- Understanding the terrain and difficulty level of your hike.
- Checking weather conditions beforehand.
- Packing appropriate gear and supplies.
- Staying on designated trails to avoid getting lost or damaging the environment.
- Being aware of potential wildlife encounters.
What are the top 5 hiking risks?
The top five risks associated with hiking include getting lost due to poor navigation skills or straying from marked trails, injuries from falls or accidents, dehydration, heat stroke or heat exhaustion, hypothermia in cold environments, and encountering dangerous wildlife such as bears or snakes.
What should hikers be cautious of when hiking?
Hikers should be cautious of sudden changes in weather conditions.
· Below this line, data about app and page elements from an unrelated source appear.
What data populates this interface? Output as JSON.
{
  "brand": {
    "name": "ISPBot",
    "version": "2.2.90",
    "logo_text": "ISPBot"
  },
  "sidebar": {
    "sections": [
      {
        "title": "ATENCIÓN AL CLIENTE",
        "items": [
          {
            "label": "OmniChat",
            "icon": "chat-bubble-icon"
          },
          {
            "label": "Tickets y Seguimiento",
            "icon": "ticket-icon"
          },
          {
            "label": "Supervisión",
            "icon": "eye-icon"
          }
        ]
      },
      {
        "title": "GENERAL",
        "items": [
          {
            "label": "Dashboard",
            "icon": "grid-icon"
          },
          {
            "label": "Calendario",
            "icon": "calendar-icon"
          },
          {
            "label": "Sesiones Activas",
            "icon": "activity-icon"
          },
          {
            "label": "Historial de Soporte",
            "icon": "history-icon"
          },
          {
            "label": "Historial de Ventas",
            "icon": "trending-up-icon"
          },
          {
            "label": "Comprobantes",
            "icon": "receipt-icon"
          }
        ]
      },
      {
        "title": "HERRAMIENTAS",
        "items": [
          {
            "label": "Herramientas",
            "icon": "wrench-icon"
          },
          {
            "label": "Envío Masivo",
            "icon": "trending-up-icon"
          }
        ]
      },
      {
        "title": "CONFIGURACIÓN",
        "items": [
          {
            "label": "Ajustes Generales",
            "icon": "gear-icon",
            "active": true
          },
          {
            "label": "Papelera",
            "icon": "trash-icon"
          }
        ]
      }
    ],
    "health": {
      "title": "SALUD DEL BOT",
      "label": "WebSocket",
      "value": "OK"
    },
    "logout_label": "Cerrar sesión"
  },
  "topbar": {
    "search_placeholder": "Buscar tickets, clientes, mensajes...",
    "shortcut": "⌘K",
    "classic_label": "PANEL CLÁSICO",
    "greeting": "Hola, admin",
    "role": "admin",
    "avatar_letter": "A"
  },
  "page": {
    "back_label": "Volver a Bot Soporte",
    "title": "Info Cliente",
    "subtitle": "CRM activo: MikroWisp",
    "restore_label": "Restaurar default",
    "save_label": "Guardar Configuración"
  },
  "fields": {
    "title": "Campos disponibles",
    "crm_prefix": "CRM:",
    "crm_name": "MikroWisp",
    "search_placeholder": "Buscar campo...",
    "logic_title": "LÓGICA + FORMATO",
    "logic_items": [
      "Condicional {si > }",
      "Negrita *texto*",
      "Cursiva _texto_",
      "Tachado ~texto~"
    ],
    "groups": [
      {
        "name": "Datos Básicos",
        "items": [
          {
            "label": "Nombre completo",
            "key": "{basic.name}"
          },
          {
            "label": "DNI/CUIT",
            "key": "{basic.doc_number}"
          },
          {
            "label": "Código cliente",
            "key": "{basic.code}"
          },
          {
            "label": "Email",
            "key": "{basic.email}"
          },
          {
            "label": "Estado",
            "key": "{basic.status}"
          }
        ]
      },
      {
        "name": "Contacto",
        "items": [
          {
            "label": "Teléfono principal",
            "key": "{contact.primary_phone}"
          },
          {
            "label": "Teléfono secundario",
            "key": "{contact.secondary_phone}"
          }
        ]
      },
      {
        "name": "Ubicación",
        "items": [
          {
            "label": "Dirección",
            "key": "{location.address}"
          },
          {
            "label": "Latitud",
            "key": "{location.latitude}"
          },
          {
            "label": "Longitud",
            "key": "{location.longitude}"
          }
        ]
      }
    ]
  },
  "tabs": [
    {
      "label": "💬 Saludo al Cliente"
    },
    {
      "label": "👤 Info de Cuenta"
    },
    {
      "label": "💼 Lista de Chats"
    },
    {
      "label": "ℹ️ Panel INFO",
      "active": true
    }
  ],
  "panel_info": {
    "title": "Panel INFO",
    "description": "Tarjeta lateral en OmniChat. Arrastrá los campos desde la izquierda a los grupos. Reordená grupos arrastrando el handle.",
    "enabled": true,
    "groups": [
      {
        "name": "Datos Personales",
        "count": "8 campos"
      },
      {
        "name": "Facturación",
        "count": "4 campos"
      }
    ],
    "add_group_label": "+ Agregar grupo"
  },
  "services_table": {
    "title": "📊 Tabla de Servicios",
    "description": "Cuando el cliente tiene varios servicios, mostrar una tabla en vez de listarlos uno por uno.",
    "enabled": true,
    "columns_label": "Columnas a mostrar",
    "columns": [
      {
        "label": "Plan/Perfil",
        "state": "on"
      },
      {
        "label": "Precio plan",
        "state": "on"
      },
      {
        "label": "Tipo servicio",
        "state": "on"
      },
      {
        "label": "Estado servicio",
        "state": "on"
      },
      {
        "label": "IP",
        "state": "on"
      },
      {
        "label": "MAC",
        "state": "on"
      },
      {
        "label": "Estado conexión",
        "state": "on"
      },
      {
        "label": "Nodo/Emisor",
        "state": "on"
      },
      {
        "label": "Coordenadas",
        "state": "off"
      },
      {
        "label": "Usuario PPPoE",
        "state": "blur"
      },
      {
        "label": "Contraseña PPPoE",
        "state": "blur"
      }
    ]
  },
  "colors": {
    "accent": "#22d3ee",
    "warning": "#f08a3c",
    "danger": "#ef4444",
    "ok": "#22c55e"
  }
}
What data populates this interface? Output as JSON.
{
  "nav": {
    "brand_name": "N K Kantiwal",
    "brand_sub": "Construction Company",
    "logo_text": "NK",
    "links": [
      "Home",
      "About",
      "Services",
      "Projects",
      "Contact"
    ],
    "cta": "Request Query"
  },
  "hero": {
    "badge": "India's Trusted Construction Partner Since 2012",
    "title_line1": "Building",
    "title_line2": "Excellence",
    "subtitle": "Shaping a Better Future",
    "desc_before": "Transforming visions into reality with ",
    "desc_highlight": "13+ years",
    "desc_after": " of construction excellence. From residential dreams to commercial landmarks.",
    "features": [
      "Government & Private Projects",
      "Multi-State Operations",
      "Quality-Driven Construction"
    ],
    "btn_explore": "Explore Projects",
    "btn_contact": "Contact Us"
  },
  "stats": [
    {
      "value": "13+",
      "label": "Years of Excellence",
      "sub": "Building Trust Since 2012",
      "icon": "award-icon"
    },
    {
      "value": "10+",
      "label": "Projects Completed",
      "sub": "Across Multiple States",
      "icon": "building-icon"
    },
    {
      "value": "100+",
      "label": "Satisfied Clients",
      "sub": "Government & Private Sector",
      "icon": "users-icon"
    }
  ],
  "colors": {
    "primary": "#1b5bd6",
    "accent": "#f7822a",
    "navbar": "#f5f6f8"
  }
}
These unstable surfaces may lead to slips or falls; keeping an adequate distance from cliffs or steep drop-offs, crossing rivers safely using proper techniques, avoiding poisonous plants like poison ivy (USDA Forest Service guide), and respecting local wildlife by maintaining a safe distance.
Is hiking a safe hobby?
Hiking can be a safe hobby when practiced responsibly. By preparing adequately before each hike (researching trail information, bringing essential gear), adhering to Leave No Trace principles, staying within one’s physical limits and skillset while on the trail, monitoring weather conditions closely during hikes (National Weather Service Forecast Office), and knowing how to respond appropriately in emergencies, hikers can minimize risks and enjoy the great outdoors safely.
Hiking is more than just a recreational activity; it’s an opportunity to develop a profound connection with nature. However, to fully embrace the wonders of the great outdoors, it’s essential to prioritize safety. As an experienced hiker, I’ve learned through personal experience that even the most minor mishaps can compound into dangerous situations. That’s why planning, communicating your route, and being aware of potential risks are vital. By following these essential hiking safety tips, you can confidently embark on memorable adventures, knowing you’ve taken the necessary precautions. Remember, nature’s beauty is awe-inspiring, but its unpredictability demands respect and preparedness. So, lace up your boots, prepare your backpack, and set out on the trail, knowing that with the right mindset and safety measures, you can fully immerse yourself in the marvels of the great outdoors.
See you on the trail!